EXERCISE INSTRUCTIONS> Each record must be reproduced exactly as it is shown.

==== RECORDS FOR THE EXERCISE ====

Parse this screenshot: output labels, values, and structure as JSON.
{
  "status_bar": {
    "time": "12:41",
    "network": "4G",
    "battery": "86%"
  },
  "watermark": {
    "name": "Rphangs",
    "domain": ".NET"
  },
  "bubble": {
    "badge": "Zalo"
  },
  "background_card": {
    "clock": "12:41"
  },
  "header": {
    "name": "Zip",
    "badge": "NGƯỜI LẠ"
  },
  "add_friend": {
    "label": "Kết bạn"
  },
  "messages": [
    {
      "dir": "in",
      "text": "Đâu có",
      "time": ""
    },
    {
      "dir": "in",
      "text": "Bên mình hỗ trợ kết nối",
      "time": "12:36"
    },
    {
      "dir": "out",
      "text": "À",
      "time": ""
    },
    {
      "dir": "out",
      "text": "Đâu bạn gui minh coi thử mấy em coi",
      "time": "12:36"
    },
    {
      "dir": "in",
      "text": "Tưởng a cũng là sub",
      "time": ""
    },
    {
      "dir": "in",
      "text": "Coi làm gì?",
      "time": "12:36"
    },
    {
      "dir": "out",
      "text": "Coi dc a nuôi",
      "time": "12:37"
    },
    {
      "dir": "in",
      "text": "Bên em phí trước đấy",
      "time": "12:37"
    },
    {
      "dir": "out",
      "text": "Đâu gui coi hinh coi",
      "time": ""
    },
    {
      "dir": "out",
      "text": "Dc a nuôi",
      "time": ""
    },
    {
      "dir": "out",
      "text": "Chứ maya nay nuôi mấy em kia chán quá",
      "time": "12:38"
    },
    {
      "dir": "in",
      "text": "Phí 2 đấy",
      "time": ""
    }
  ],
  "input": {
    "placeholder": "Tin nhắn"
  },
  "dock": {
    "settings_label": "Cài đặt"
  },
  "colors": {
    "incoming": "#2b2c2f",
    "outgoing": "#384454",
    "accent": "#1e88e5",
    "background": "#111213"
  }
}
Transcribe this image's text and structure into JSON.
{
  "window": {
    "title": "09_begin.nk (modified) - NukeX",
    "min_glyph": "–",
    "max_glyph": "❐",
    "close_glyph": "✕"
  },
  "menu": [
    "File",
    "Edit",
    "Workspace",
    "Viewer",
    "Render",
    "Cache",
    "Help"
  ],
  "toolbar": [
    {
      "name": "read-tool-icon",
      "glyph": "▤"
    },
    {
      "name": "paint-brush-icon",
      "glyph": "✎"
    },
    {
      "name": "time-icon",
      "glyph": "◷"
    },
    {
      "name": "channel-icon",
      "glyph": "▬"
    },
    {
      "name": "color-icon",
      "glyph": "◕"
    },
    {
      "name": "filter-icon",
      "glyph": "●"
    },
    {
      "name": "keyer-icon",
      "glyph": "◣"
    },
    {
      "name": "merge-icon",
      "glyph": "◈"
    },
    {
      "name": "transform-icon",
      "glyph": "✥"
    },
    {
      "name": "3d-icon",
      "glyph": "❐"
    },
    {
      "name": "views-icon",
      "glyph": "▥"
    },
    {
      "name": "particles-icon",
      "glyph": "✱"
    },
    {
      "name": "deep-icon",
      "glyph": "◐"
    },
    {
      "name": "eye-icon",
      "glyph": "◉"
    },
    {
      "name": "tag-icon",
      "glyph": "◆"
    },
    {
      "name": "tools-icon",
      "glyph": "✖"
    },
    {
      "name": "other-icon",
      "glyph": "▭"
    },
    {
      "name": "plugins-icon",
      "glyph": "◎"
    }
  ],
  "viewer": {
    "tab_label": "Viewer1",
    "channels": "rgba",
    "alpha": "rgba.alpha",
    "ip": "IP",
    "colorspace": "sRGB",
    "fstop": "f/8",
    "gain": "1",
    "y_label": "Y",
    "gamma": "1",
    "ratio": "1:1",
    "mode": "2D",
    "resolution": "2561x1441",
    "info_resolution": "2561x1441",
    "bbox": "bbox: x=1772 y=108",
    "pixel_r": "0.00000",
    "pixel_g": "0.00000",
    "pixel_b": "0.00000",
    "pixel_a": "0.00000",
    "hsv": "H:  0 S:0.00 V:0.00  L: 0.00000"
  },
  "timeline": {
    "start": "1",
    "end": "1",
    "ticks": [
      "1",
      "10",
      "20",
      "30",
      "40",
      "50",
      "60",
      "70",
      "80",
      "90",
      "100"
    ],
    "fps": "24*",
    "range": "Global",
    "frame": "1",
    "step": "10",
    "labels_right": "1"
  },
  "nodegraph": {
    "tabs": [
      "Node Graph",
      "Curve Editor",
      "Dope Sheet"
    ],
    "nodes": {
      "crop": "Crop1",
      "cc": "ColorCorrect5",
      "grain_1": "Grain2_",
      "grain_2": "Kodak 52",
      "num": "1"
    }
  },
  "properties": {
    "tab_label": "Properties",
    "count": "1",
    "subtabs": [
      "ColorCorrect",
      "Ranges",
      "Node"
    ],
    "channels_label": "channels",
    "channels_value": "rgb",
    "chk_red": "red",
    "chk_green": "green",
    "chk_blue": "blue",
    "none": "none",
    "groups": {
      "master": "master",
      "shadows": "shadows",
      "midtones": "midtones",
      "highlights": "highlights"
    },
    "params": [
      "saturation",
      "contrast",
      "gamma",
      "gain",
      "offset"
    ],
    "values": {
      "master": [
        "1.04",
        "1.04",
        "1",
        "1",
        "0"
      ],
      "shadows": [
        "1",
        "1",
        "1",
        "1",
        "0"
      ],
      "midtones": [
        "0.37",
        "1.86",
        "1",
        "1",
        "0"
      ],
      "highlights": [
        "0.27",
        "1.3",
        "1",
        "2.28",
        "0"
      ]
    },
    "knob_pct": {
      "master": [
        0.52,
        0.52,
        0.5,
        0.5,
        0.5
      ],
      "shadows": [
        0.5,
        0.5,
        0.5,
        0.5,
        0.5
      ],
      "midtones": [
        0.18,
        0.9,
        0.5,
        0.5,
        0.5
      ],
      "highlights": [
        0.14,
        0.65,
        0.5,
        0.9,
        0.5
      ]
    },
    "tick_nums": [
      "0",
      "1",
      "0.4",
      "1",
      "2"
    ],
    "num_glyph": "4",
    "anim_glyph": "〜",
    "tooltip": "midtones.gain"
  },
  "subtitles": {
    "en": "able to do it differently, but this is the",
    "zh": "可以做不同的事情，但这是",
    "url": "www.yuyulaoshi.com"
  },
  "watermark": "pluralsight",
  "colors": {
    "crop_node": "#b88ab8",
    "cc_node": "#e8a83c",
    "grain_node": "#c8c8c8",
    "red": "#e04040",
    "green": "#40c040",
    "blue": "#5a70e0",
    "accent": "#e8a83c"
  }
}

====

SOLUTION BELOW>
Parse this screenshot: output labels, values, and structure as JSON.
{
  "status_bar": {
    "time": "12:41",
    "network": "4G",
    "battery": "86%"
  },
  "watermark": {
    "name": "Rphangs",
    "domain": ".NET"
  },
  "bubble": {
    "badge": "Zalo"
  },
  "background_card": {
    "clock": "12:41"
  },
  "header": {
    "name": "Zip",
    "badge": "NGƯỜI LẠ"
  },
  "add_friend": {
    "label": "Kết bạn"
  },
  "messages": [
    {
      "dir": "in",
      "text": "Đâu có",
      "time": ""
    },
    {
      "dir": "in",
      "text": "Bên mình hỗ trợ kết nối",
      "time": "12:36"
    },
    {
      "dir": "out",
      "text": "À",
      "time": ""
    },
    {
      "dir": "out",
      "text": "Đâu bạn gui minh coi thử mấy em coi",
      "time": "12:36"
    },
    {
      "dir": "in",
      "text": "Tưởng a cũng là sub",
      "time": ""
    },
    {
      "dir": "in",
      "text": "Coi làm gì?",
      "time": "12:36"
    },
    {
      "dir": "out",
      "text": "Coi dc a nuôi",
      "time": "12:37"
    },
    {
      "dir": "in",
      "text": "Bên em phí trước đấy",
      "time": "12:37"
    },
    {
      "dir": "out",
      "text": "Đâu gui coi hinh coi",
      "time": ""
    },
    {
      "dir": "out",
      "text": "Dc a nuôi",
      "time": ""
    },
    {
      "dir": "out",
      "text": "Chứ maya nay nuôi mấy em kia chán quá",
      "time": "12:38"
    },
    {
      "dir": "in",
      "text": "Phí 2 đấy",
      "time": ""
    }
  ],
  "input": {
    "placeholder": "Tin nhắn"
  },
  "dock": {
    "settings_label": "Cài đặt"
  },
  "colors": {
    "incoming": "#2b2c2f",
    "outgoing": "#384454",
    "accent": "#1e88e5",
    "background": "#111213"
  }
}
Transcribe this image's text and structure into JSON.
{
  "window": {
    "title": "09_begin.nk (modified) - NukeX",
    "min_glyph": "–",
    "max_glyph": "❐",
    "close_glyph": "✕"
  },
  "menu": [
    "File",
    "Edit",
    "Workspace",
    "Viewer",
    "Render",
    "Cache",
    "Help"
  ],
  "toolbar": [
    {
      "name": "read-tool-icon",
      "glyph": "▤"
    },
    {
      "name": "paint-brush-icon",
      "glyph": "✎"
    },
    {
      "name": "time-icon",
      "glyph": "◷"
    },
    {
      "name": "channel-icon",
      "glyph": "▬"
    },
    {
      "name": "color-icon",
      "glyph": "◕"
    },
    {
      "name": "filter-icon",
      "glyph": "●"
    },
    {
      "name": "keyer-icon",
      "glyph": "◣"
    },
    {
      "name": "merge-icon",
      "glyph": "◈"
    },
    {
      "name": "transform-icon",
      "glyph": "✥"
    },
    {
      "name": "3d-icon",
      "glyph": "❐"
    },
    {
      "name": "views-icon",
      "glyph": "▥"
    },
    {
      "name": "particles-icon",
      "glyph": "✱"
    },
    {
      "name": "deep-icon",
      "glyph": "◐"
    },
    {
      "name": "eye-icon",
      "glyph": "◉"
    },
    {
      "name": "tag-icon",
      "glyph": "◆"
    },
    {
      "name": "tools-icon",
      "glyph": "✖"
    },
    {
      "name": "other-icon",
      "glyph": "▭"
    },
    {
      "name": "plugins-icon",
      "glyph": "◎"
    }
  ],
  "viewer": {
    "tab_label": "Viewer1",
    "channels": "rgba",
    "alpha": "rgba.alpha",
    "ip": "IP",
    "colorspace": "sRGB",
    "fstop": "f/8",
    "gain": "1",
    "y_label": "Y",
    "gamma": "1",
    "ratio": "1:1",
    "mode": "2D",
    "resolution": "2561x1441",
    "info_resolution": "2561x1441",
    "bbox": "bbox: x=1772 y=108",
    "pixel_r": "0.00000",
    "pixel_g": "0.00000",
    "pixel_b": "0.00000",
    "pixel_a": "0.00000",
    "hsv": "H:  0 S:0.00 V:0.00  L: 0.00000"
  },
  "timeline": {
    "start": "1",
    "end": "1",
    "ticks": [
      "1",
      "10",
      "20",
      "30",
      "40",
      "50",
      "60",
      "70",
      "80",
      "90",
      "100"
    ],
    "fps": "24*",
    "range": "Global",
    "frame": "1",
    "step": "10",
    "labels_right": "1"
  },
  "nodegraph": {
    "tabs": [
      "Node Graph",
      "Curve Editor",
      "Dope Sheet"
    ],
    "nodes": {
      "crop": "Crop1",
      "cc": "ColorCorrect5",
      "grain_1": "Grain2_",
      "grain_2": "Kodak 52",
      "num": "1"
    }
  },
  "properties": {
    "tab_label": "Properties",
    "count": "1",
    "subtabs": [
      "ColorCorrect",
      "Ranges",
      "Node"
    ],
    "channels_label": "channels",
    "channels_value": "rgb",
    "chk_red": "red",
    "chk_green": "green",
    "chk_blue": "blue",
    "none": "none",
    "groups": {
      "master": "master",
      "shadows": "shadows",
      "midtones": "midtones",
      "highlights": "highlights"
    },
    "params": [
      "saturation",
      "contrast",
      "gamma",
      "gain",
      "offset"
    ],
    "values": {
      "master": [
        "1.04",
        "1.04",
        "1",
        "1",
        "0"
      ],
      "shadows": [
        "1",
        "1",
        "1",
        "1",
        "0"
      ],
      "midtones": [
        "0.37",
        "1.86",
        "1",
        "1",
        "0"
      ],
      "highlights": [
        "0.27",
        "1.3",
        "1",
        "2.28",
        "0"
      ]
    },
    "knob_pct": {
      "master": [
        0.52,
        0.52,
        0.5,
        0.5,
        0.5
      ],
      "shadows": [
        0.5,
        0.5,
        0.5,
        0.5,
        0.5
      ],
      "midtones": [
        0.18,
        0.9,
        0.5,
        0.5,
        0.5
      ],
      "highlights": [
        0.14,
        0.65,
        0.5,
        0.9,
        0.5
      ]
    },
    "tick_nums": [
      "0",
      "1",
      "0.4",
      "1",
      "2"
    ],
    "num_glyph": "4",
    "anim_glyph": "〜",
    "tooltip": "midtones.gain"
  },
  "subtitles": {
    "en": "able to do it differently, but this is the",
    "zh": "可以做不同的事情，但这是",
    "url": "www.yuyulaoshi.com"
  },
  "watermark": "pluralsight",
  "colors": {
    "crop_node": "#b88ab8",
    "cc_node": "#e8a83c",
    "grain_node": "#c8c8c8",
    "red": "#e04040",
    "green": "#40c040",
    "blue": "#5a70e0",
    "accent": "#e8a83c"
  }
}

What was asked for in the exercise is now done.